:: Task details ::
Write out the listing below from the line containing "Give me the" to its last line, unaltered, ends included.
--- Records for this task Enclosed Below ---
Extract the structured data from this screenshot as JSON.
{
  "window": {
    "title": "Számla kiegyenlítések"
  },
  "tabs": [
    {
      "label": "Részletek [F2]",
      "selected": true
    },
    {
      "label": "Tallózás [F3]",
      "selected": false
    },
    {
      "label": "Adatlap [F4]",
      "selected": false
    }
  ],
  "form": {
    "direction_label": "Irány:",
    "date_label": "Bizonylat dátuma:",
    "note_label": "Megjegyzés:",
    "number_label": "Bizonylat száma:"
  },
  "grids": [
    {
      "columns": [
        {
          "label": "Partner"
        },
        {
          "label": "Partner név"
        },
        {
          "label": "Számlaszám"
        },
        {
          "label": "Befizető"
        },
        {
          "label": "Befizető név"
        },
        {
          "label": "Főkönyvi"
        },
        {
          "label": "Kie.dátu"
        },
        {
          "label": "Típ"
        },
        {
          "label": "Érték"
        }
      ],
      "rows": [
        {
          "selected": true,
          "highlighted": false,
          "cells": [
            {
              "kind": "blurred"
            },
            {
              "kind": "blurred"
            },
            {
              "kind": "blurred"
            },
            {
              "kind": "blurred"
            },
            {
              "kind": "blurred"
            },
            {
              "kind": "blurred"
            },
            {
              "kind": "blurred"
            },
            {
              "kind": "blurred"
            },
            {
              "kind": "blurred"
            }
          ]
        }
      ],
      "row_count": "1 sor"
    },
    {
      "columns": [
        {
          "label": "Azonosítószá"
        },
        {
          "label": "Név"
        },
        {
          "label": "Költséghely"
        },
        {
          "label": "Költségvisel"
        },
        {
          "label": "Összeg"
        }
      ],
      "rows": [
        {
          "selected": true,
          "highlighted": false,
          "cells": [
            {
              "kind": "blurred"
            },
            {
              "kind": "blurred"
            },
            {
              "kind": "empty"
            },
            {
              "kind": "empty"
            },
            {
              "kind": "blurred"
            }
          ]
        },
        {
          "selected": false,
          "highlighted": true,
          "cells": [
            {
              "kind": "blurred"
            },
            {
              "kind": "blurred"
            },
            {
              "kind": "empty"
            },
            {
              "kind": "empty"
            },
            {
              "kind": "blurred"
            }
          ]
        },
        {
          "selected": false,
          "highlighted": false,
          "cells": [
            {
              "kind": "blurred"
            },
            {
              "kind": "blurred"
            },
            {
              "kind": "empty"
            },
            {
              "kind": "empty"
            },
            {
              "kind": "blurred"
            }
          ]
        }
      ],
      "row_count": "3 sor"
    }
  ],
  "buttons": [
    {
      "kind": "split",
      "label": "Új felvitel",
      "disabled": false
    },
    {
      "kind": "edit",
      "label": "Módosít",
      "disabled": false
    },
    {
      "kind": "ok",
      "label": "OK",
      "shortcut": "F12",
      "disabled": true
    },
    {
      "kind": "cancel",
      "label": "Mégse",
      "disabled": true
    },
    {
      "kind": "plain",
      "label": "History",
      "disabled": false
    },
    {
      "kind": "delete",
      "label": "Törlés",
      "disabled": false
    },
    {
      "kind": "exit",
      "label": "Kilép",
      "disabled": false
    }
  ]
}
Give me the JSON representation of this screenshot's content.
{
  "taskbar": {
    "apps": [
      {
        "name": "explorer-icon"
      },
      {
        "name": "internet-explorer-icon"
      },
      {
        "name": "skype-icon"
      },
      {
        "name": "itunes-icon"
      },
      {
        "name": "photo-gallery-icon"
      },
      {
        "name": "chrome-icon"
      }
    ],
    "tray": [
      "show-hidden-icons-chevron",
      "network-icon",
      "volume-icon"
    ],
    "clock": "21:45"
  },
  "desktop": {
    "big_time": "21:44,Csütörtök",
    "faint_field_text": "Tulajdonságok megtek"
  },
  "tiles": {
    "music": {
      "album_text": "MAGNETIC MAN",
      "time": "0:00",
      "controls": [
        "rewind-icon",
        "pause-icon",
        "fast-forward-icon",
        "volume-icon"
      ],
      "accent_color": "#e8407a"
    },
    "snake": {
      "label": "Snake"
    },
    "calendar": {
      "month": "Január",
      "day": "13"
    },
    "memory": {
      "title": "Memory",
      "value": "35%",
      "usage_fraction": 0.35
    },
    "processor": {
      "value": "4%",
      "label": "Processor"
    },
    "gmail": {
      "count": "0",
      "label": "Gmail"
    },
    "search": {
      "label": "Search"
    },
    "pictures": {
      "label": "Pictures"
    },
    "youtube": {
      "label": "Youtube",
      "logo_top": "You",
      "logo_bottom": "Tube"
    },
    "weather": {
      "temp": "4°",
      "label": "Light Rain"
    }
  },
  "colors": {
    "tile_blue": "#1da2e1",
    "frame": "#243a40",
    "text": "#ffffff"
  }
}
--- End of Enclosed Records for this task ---
:: Your solution ::
Give me the JSON representation of this screenshot's content.
{
  "taskbar": {
    "apps": [
      {
        "name": "explorer-icon"
      },
      {
        "name": "internet-explorer-icon"
      },
      {
        "name": "skype-icon"
      },
      {
        "name": "itunes-icon"
      },
      {
        "name": "photo-gallery-icon"
      },
      {
        "name": "chrome-icon"
      }
    ],
    "tray": [
      "show-hidden-icons-chevron",
      "network-icon",
      "volume-icon"
    ],
    "clock": "21:45"
  },
  "desktop": {
    "big_time": "21:44,Csütörtök",
    "faint_field_text": "Tulajdonságok megtek"
  },
  "tiles": {
    "music": {
      "album_text": "MAGNETIC MAN",
      "time": "0:00",
      "controls": [
        "rewind-icon",
        "pause-icon",
        "fast-forward-icon",
        "volume-icon"
      ],
      "accent_color": "#e8407a"
    },
    "snake": {
      "label": "Snake"
    },
    "calendar": {
      "month": "Január",
      "day": "13"
    },
    "memory": {
      "title": "Memory",
      "value": "35%",
      "usage_fraction": 0.35
    },
    "processor": {
      "value": "4%",
      "label": "Processor"
    },
    "gmail": {
      "count": "0",
      "label": "Gmail"
    },
    "search": {
      "label": "Search"
    },
    "pictures": {
      "label": "Pictures"
    },
    "youtube": {
      "label": "Youtube",
      "logo_top": "You",
      "logo_bottom": "Tube"
    },
    "weather": {
      "temp": "4°",
      "label": "Light Rain"
    }
  },
  "colors": {
    "tile_blue": "#1da2e1",
    "frame": "#243a40",
    "text": "#ffffff"
  }
}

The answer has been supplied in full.